I am embarrassed to say this, but in my ignorance, this notion was astounding. I suddenly became acutely aware that everything in my life had always been about me. In my 40 years of life, people mostly sang my praises. When they didn’t, it had nothing to do with the color of my skin.
This is White Privilege. As white people (WP), society generally loves — or at least accepts — us. We are never made to feel unsafe or unwanted because of our skin color. We are never silenced and stereotyped because we are white. Many of us WP feel a jolt to our very being when someone doesn’t seem to care whether or not we join the party.
Once I gleaned this tiny bit of enlightenment — it wasn’t about me or for me, my feelings are not all that important here, do the work or hit the road, no pats on the back for treating POC as worthy human beings — this became my “He’s Just Not That Into You” AHA moment of clarity.
I saw with new eyes. Instead of asking what I was getting out of allyship, I began asking what POC were getting out of me as a potential ally. De-centering myself, I went from “How can I make them like me?” to “How can I be better by them?”
I realized that posts about the horrors of whiteness were not necessarily directed at me personally but more at the systemic injustices of a white society. Where many of us white folks were flabbergasted by the election results and had begun fighting only after Trump was elected, POC were not at all surprised by the election and had already been fighting for several hundred years. My own white resistance was in its infancy. These eye-opening realizations have enabled me to show up and to keep my promises; to join the battle for POC liberation in real life instead of just as a keyboard warrior; to put my money where my mouth is; to lay down my defenses when I am called out; and in turn to call out other white so-called “progressives” with a kind but stern heart.

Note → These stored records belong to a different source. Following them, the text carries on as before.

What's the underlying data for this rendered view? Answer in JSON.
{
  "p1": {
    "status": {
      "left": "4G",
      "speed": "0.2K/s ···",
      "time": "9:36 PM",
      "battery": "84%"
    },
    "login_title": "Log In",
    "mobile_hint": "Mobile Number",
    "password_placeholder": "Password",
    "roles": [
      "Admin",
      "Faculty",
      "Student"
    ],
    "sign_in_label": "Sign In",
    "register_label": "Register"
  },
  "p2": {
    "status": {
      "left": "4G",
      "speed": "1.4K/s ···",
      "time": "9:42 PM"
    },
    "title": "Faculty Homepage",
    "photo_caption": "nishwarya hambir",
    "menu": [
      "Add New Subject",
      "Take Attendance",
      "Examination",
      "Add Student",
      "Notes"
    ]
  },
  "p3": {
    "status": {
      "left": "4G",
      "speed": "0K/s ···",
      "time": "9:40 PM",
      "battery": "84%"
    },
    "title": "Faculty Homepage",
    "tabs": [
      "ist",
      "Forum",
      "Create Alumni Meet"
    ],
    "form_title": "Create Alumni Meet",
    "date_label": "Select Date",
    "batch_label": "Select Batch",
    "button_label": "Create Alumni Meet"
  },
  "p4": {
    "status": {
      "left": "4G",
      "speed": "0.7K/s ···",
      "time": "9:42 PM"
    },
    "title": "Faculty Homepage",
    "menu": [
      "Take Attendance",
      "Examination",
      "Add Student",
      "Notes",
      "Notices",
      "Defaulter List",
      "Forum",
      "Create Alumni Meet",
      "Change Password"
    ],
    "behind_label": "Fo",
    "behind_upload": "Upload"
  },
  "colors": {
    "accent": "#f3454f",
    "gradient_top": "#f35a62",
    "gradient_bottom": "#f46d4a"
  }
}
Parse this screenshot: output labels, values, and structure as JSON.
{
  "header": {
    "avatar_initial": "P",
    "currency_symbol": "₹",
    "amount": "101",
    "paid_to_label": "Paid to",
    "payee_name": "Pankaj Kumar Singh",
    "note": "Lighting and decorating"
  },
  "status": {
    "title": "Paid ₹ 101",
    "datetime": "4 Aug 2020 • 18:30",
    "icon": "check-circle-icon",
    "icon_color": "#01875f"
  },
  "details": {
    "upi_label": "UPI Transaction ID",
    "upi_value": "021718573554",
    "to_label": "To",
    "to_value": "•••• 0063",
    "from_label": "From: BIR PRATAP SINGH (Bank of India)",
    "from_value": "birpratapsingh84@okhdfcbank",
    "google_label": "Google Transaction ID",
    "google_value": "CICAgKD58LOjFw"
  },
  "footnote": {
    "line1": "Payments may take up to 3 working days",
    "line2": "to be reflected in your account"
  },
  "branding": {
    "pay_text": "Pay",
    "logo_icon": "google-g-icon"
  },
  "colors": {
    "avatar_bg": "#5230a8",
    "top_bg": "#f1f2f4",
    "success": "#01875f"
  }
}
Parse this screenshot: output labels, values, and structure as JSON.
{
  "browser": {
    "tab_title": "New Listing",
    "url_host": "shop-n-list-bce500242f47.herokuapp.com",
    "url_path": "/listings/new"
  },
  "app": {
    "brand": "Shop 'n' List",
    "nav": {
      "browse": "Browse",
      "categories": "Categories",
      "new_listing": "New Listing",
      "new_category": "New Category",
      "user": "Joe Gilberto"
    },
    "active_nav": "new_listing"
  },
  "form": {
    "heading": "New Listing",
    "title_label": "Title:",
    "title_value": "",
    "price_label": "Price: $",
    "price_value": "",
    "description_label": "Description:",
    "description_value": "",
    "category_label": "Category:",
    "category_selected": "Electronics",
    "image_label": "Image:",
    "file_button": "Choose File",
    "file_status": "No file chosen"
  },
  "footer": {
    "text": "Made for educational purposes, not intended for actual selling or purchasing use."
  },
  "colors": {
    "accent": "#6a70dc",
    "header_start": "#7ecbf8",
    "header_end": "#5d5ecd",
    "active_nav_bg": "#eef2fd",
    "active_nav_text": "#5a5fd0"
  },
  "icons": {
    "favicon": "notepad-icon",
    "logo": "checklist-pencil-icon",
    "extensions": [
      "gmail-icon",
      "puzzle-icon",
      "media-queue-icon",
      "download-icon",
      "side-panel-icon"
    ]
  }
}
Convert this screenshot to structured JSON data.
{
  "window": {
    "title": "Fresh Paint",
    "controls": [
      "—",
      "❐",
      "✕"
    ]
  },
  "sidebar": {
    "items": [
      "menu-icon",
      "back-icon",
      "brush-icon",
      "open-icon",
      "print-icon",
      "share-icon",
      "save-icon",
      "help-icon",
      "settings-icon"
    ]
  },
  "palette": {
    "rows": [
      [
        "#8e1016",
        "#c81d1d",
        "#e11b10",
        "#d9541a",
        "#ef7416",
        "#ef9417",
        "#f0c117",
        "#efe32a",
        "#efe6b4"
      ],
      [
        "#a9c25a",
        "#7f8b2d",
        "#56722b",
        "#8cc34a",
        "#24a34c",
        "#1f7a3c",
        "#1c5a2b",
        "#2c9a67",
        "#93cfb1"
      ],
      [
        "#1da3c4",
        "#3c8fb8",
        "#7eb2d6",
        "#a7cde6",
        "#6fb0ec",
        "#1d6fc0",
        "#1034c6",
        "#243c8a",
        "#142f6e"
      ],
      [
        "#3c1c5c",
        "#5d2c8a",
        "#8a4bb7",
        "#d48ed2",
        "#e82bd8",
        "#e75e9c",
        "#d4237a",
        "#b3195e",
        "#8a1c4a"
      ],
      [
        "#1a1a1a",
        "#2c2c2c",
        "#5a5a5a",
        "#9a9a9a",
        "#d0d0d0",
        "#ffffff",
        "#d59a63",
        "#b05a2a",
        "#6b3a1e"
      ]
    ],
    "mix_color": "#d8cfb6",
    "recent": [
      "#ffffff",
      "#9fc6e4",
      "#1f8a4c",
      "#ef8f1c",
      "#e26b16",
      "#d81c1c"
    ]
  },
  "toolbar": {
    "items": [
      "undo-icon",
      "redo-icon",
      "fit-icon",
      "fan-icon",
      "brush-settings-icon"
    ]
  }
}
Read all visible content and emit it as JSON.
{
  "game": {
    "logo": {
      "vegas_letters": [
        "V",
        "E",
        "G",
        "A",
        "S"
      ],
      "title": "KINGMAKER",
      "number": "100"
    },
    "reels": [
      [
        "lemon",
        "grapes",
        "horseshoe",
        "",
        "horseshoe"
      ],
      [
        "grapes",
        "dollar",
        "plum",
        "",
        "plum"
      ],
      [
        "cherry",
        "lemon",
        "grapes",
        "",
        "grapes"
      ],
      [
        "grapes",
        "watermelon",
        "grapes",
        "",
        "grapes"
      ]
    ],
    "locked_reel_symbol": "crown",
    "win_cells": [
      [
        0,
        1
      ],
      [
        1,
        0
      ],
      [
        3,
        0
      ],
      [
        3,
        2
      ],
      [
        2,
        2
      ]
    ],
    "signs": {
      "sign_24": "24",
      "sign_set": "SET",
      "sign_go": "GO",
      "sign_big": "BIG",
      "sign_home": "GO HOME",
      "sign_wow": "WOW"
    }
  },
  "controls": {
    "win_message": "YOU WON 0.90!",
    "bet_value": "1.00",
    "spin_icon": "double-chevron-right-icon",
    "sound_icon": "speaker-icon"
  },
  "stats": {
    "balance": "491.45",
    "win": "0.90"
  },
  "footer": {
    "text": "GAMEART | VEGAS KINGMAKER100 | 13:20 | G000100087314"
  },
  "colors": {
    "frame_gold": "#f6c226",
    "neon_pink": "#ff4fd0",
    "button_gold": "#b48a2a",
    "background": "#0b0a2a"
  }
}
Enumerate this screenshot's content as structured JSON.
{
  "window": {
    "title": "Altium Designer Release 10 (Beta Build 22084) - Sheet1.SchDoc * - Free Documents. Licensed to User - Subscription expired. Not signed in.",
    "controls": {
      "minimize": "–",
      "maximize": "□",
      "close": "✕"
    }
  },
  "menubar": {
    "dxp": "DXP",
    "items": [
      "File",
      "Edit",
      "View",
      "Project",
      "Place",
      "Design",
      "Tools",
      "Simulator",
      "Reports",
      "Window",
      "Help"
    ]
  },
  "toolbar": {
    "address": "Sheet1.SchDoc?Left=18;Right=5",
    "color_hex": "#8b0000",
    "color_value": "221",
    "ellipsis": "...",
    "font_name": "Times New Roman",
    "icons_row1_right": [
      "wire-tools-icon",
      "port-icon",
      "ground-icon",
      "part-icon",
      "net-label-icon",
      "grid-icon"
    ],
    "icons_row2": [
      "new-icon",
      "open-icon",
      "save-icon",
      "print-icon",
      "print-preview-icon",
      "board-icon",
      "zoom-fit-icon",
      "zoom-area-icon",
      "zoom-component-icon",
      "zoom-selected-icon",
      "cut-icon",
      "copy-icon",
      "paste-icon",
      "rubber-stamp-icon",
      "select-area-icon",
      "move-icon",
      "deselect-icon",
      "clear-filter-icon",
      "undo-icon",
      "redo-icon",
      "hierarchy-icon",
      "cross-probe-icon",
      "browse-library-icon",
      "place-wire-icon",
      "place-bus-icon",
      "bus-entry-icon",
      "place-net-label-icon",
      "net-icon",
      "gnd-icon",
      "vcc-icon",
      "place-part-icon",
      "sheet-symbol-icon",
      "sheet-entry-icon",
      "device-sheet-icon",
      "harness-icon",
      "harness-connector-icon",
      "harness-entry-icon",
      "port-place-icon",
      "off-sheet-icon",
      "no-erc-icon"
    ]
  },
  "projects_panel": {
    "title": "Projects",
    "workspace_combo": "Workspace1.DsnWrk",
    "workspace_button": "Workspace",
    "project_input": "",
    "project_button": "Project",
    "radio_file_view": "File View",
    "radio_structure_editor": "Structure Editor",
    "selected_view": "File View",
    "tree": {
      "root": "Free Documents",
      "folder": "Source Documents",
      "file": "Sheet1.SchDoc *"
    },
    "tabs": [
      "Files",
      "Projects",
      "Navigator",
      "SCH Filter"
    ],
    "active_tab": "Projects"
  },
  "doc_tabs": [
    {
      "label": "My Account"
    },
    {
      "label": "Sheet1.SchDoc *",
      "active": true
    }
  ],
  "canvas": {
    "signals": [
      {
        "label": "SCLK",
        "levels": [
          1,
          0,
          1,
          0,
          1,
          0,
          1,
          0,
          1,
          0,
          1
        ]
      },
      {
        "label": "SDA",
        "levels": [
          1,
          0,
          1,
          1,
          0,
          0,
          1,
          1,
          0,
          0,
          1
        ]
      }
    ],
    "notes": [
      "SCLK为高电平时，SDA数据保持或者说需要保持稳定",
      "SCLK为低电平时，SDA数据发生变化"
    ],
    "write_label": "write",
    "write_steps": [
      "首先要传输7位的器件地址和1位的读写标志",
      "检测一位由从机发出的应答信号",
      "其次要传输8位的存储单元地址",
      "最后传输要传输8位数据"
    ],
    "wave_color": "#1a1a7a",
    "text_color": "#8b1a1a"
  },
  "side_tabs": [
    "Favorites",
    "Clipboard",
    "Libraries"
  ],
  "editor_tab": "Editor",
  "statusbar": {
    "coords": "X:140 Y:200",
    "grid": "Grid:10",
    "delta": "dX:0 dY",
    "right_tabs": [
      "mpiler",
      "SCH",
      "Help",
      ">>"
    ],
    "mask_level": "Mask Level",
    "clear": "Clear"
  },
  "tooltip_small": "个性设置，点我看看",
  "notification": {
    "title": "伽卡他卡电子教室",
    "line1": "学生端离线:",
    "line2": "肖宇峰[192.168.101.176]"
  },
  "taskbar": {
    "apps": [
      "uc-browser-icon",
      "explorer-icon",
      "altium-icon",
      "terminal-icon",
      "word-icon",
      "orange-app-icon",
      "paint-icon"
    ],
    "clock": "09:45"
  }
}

I learned these lessons precisely because WOC in this group knew that I wouldn’t learn these lessons if they spoon-fed me my allyship. When I missed the mark and WOC gave me nothing, they actually gave me everything. They knew what I did not: That we as WP have to walk our own path to gain understanding. We need to get to a place where we are dismayed at the ugliness of racism and how we contribute to that ugliness.
WP, we must walk this road if we are trying to help POC fight for liberation. Sometimes white Baby does indeed need to be put in the corner. Only then can she see beyond her own nose, feel the raw truths of POC, and begin to face the systems of oppression that break their spirits and take their lives.
So here I am five months later, aware of these truths and comfortable with POC leadership. Now can I finally say that I am an ally?
I do not get to bestow that title upon myself or claim that I am “woke.” As WP, none of us get to do that. Just as a recovering alcoholic is always recovering, we will always be allies-in-training. Even though I hope to be part of the solution, as a well-intentioned WP, I must recognize that I will always be part of the problem. I may have learned from POC about how to glimpse my better self, be a better friend, and stop needing recognition for being a “good ally,” but I can never fully understand their world or experience their truths.
The past five months have taught me this: If we are to really do the work to fight against racism and oppression using our allyship, we must realize that our learning — both in white society and in our own racist hearts — will be a lifelong endeavor. As WP, we have to commit to this work for the rest of our lives. We owe POC at least that much.
*This is the collective product of women of color and allies. This piece specifically comes from the voices of a group of allies.